EFFECTS OF A HIGH FAT DIET ON OXYTOCIN RECEPTORS IN THE BRAINSTEM
Julie Ngo, Karen Bales.
University of California, Davis, Davis, CA.

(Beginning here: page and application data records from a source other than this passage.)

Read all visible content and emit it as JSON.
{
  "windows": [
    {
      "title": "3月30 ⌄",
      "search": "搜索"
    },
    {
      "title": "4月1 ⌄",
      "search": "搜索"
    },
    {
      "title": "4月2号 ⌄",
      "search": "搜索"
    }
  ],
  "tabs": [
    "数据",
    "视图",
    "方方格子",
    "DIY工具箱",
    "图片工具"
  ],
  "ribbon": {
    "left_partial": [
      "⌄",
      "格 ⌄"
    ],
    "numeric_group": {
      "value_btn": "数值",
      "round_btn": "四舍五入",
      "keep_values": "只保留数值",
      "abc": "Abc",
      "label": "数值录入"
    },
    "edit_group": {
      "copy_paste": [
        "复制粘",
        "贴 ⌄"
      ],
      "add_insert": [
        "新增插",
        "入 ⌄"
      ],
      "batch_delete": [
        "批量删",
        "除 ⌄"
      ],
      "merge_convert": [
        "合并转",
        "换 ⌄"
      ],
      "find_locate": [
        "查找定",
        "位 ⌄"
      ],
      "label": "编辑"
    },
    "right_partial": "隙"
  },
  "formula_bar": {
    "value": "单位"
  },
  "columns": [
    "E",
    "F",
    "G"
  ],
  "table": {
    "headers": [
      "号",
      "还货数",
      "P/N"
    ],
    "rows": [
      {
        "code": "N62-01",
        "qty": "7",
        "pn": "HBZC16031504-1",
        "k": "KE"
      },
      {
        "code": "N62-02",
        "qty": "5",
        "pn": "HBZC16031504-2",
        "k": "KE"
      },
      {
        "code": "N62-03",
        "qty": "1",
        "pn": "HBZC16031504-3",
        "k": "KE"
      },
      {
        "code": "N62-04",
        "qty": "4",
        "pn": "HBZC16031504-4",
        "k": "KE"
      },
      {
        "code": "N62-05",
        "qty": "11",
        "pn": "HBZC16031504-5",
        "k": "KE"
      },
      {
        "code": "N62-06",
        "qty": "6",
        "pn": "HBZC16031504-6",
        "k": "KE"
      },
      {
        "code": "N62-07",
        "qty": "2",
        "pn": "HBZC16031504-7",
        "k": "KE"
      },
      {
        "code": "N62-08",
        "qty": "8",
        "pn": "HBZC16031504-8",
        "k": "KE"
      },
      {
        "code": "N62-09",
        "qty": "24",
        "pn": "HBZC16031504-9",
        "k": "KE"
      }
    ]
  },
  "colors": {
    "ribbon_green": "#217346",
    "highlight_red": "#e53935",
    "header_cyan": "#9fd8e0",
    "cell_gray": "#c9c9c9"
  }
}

While the hormone oxytocin (OT) is known for its role in childbirth, maternal bonding, and lactation, recently studies have suggested that OT can play a role in body weight regulation through several different circuits. Obesity and other metabolic disorders are an important chronic health issue, and OT could have an exciting potential use as a therapy. The relationship between OT and reduced feeding is thought to be mediated through OT receptors in brainstem areas linked to the regulation of meal size (e.g., nucleus of the solitary tract (NTS)). To further evaluate the relationship between OT and body weight, we used a diet-induced obesity model in adult male rats, which were given unlimited water and either a high-fat diet or rodent chow and received chronic infusions of either vehicle (saline) or OT (16 nmol/day) into the third ventricle. Our goal is to identify the extent to which alterations in OT receptor binding in the NTS may contribute to OT’s anorexigenic effects in diet-induced obese (DIO) rats. We expect higher binding in DIO animals than lean animals and lower binding in those treated with OT than in those treated with saline. The method used to assess binding will be receptor autoradiography.